Kremer continued to work part-time for Neyens while turning down more than one full-time employment offer from him along the way. Finally, at the end of his fifth school year as a teacher, he decided to make the switch and go full-time with the Wilmont builder.

When Neyens died in September 2016, Kremer quickly resolved to head out on his own.

“He was a great guy, and he was an inspiration and a good teacher,” Kremer said of Neyens. “Without him, I probably wouldn’t be where I am today.”

It wasn’t long before Kremer got another big career boost.

“Dave had been hired for a big job for another great guy, Jason Krohn; it was a big remodel job,” Kremer remembered. “Most guys would have gone out and found a completely new crew (after Neyens’ death), but being the great guy that Jason is, he stuck with us, which was amazing.

“I was full-time on my own and worried about finding work, but Jason approached me. I was nervous, a scared chicken … but he had faith in me.”

Kremer soon advanced from doing “a bunch of small stuff” to far more work.

“Just from Jason’s word of mouth and then other peoples’, I built a couple more shops and after that built a Gambrel-style barn up near Slayton,” he said. “We did other bigger buildings, too, for Independent Ag in Slayton.”

Currently, Kremer and his team are working on a new home on Lake Corabelle near Iona. There are other projects, too, but the focus is usually on getting one project completed and then moving on. The intention is to be a “one-stop shop,” meaning that labor typically includes everything from cement work, framing, roofing, tile work, mudding, texturing and sheetrocking.

Chad Kremer Construction does both residential and light commercial projects.
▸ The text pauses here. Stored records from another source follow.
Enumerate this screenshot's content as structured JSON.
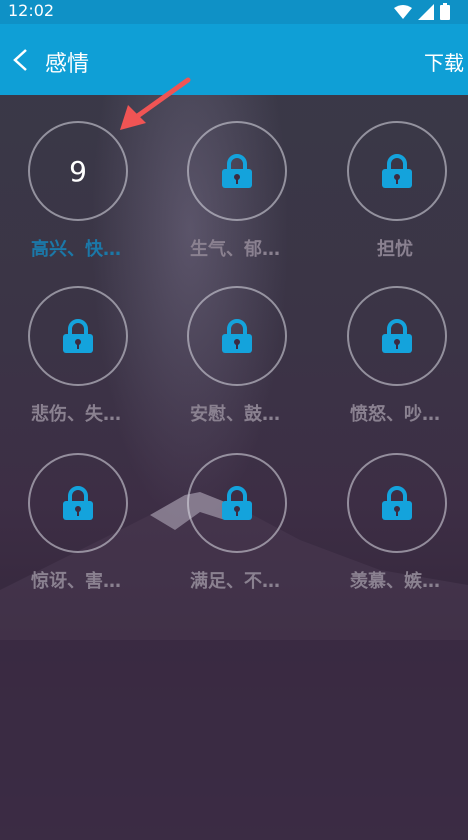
{
  "status_bar": {
    "time": "12:02"
  },
  "app_bar": {
    "title": "感情",
    "action": "下载"
  },
  "items": [
    {
      "label": "高兴、快…",
      "count": "9",
      "locked": false,
      "active": true
    },
    {
      "label": "生气、郁…",
      "locked": true
    },
    {
      "label": "担忧",
      "locked": true
    },
    {
      "label": "悲伤、失…",
      "locked": true
    },
    {
      "label": "安慰、鼓…",
      "locked": true
    },
    {
      "label": "愤怒、吵…",
      "locked": true
    },
    {
      "label": "惊讶、害…",
      "locked": true
    },
    {
      "label": "满足、不…",
      "locked": true
    },
    {
      "label": "羡慕、嫉…",
      "locked": true
    }
  ],
  "colors": {
    "accent": "#0f9fd6",
    "lock": "#14a3dc",
    "arrow": "#f05454"
  }
}
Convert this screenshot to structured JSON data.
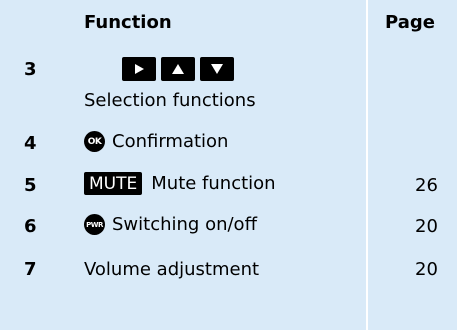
{
  "header": {
    "function": "Function",
    "page": "Page"
  },
  "rows": [
    {
      "num": "3",
      "label": "Selection functions",
      "page": ""
    },
    {
      "num": "4",
      "label": "Confirmation",
      "icon_text": "OK",
      "page": ""
    },
    {
      "num": "5",
      "label": "Mute function",
      "key_text": "MUTE",
      "page": "26"
    },
    {
      "num": "6",
      "label": "Switching on/off",
      "icon_text": "PWR",
      "page": "20"
    },
    {
      "num": "7",
      "label": "Volume adjustment",
      "page": "20"
    }
  ],
  "icons": {
    "right": "play-right-icon",
    "up": "arrow-up-icon",
    "down": "arrow-down-icon",
    "ok": "ok-button-icon",
    "mute": "mute-button-icon",
    "power": "power-button-icon"
  },
  "colors": {
    "background": "#d9eaf8",
    "key": "#000000",
    "text": "#000000"
  }
}
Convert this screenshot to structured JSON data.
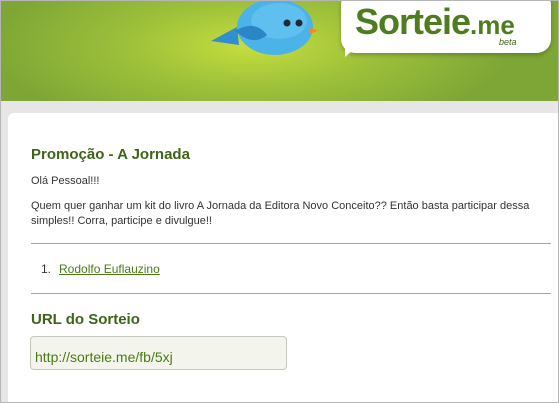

It had “three to four” full-time employees as of last summer, and Kremer currently has two full-timers assisting with hopes of hiring more. His office is located within his Brewster home.

“Over the years, we’ve grown and we’re busy,” Kremer said. “In wintertime, it does slow down a little bit because we’re trying to finish things up and get caught up for the summer. I could not do  the great work we do without the great employees I have.”

There was definitely catching up to be done this past winter thanks to an extremely wet summer season.

“We dug a hole for a house and then it started to rain,” Kremer remembered. “We fought the mud all year, so we’ve tried to play catch-up in the winter.”

Kremer is married to wife Katie, who teaches second grade at Prairie Elementary. They have two young children, Annabelle and John, as well as a third child due in May.

“We’ve started redoing our house now, and there’s been a push to get it done before the baby arrives,” he said. “Katie has put her foot down that it gets done.”

If history is any indication, it will indeed get done — and done well.   

Ryan McGaughey

I first joined the Daily Globe in April 2001 as sports editor. I later became the news editor in November 2002, and the managing editor in August 2006. I'm originally from New York State, and am married with two children.

(507) 376-7320